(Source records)

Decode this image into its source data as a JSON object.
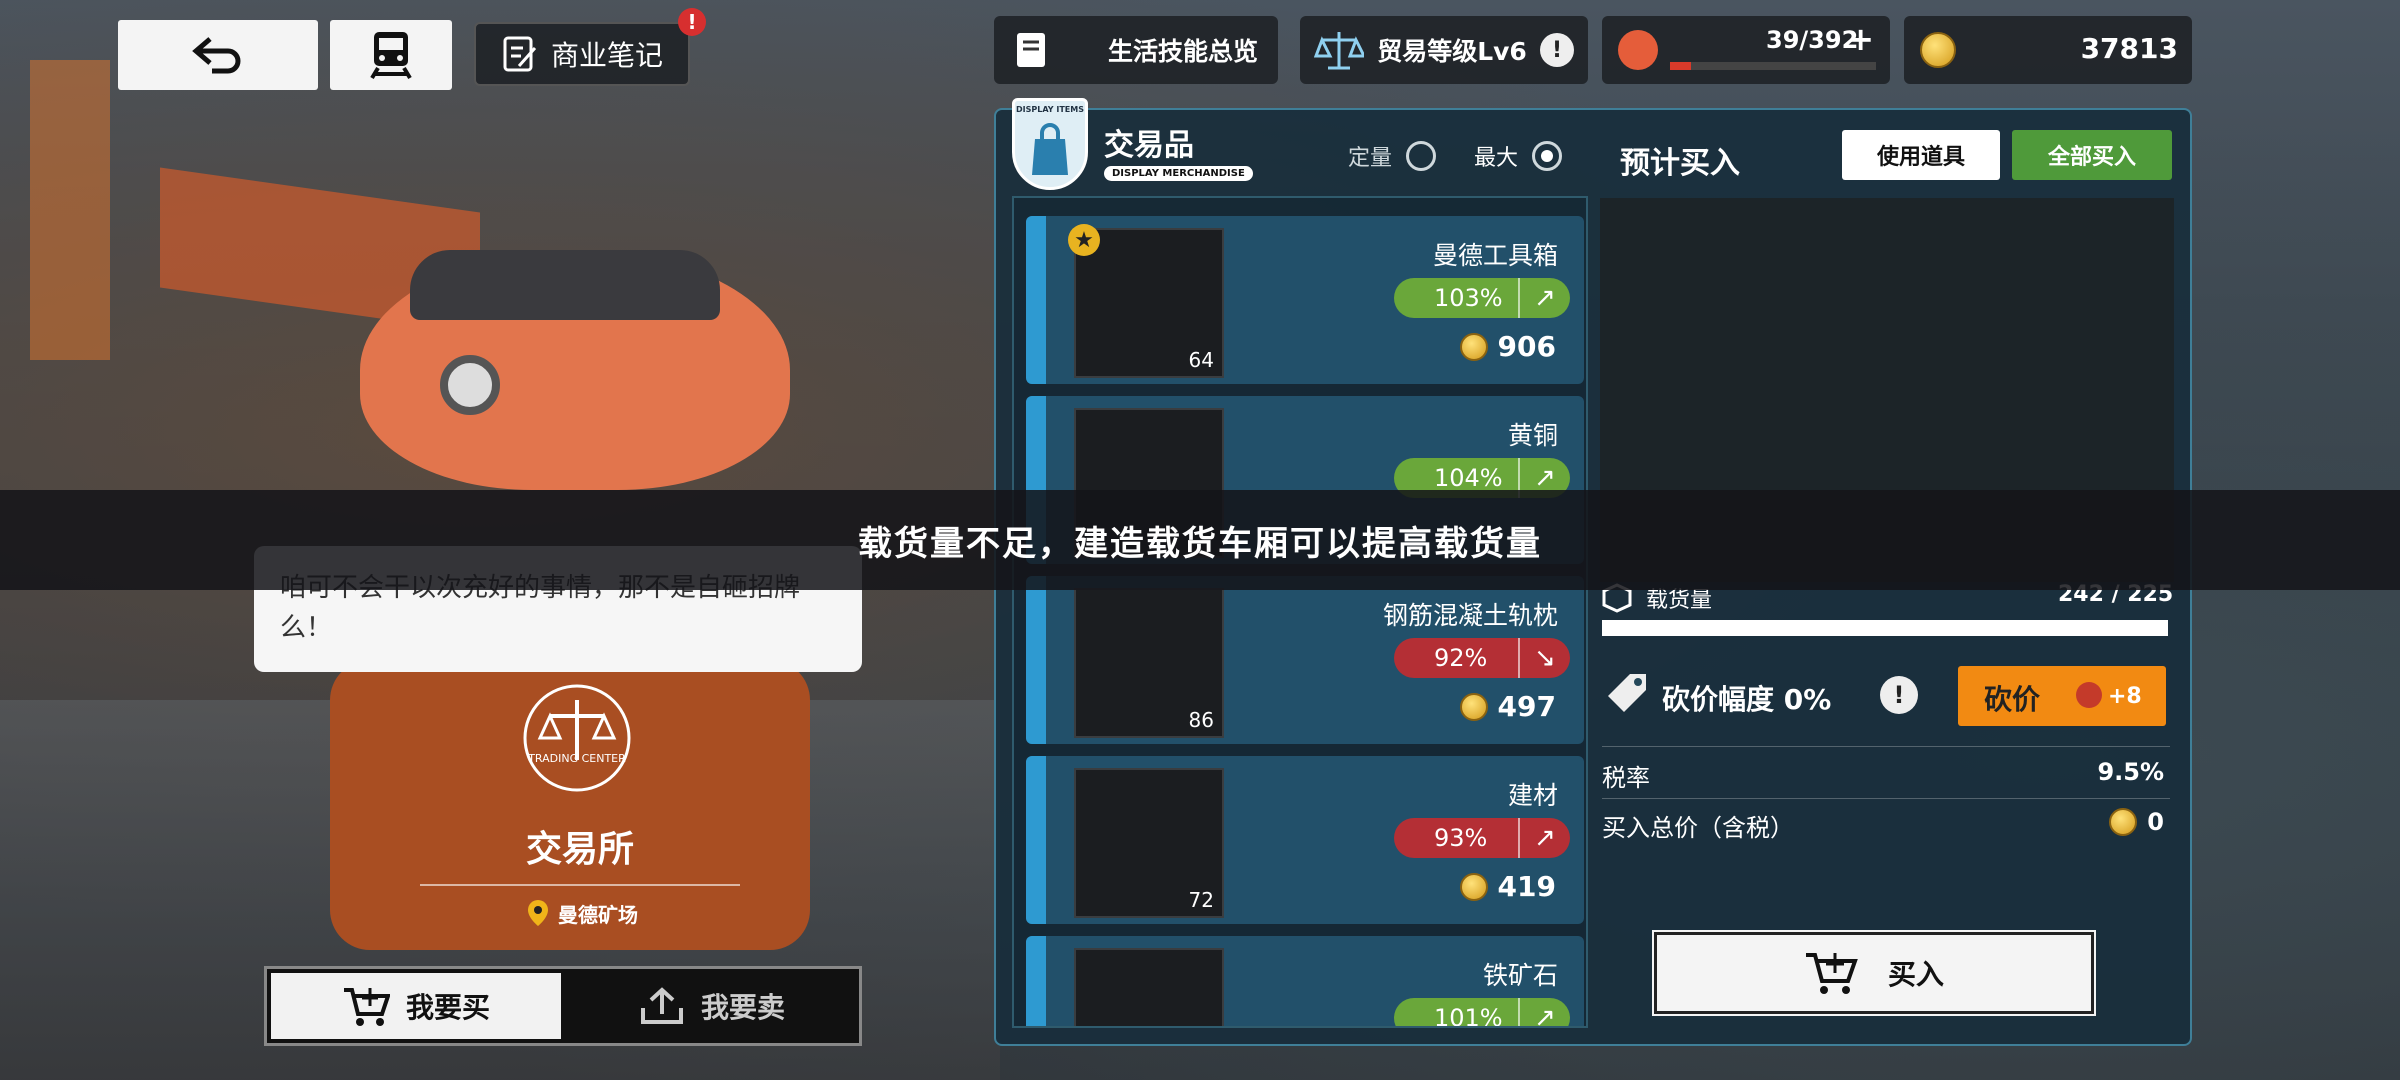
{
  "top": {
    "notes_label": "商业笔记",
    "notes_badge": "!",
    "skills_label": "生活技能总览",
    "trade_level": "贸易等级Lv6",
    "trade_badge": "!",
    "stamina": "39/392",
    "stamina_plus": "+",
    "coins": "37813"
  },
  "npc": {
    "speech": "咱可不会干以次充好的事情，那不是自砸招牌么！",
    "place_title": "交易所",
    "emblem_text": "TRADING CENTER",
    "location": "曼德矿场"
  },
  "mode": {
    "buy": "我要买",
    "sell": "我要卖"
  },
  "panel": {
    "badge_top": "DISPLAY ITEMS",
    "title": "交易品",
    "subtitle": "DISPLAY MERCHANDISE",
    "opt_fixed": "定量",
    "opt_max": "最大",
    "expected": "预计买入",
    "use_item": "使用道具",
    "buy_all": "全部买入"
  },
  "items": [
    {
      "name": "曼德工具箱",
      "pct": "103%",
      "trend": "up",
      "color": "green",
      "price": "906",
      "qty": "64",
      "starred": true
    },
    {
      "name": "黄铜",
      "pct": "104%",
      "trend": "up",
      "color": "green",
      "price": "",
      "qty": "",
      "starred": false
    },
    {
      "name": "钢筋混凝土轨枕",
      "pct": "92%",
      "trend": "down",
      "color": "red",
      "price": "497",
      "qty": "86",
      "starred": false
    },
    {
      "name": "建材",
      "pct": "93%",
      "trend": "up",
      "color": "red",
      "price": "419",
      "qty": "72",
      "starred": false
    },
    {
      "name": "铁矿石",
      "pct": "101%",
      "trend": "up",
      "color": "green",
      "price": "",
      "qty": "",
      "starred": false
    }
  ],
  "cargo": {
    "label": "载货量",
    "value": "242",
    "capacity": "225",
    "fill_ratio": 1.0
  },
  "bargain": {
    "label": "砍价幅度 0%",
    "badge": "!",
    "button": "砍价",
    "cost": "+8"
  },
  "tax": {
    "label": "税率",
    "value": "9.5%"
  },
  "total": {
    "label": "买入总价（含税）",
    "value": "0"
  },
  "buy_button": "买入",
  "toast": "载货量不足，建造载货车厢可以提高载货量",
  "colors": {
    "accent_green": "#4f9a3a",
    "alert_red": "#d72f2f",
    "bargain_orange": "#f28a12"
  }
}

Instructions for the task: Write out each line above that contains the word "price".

Response to this task:
      "price": "906",
      "price": "",
      "price": "497",
      "price": "419",
      "price": "",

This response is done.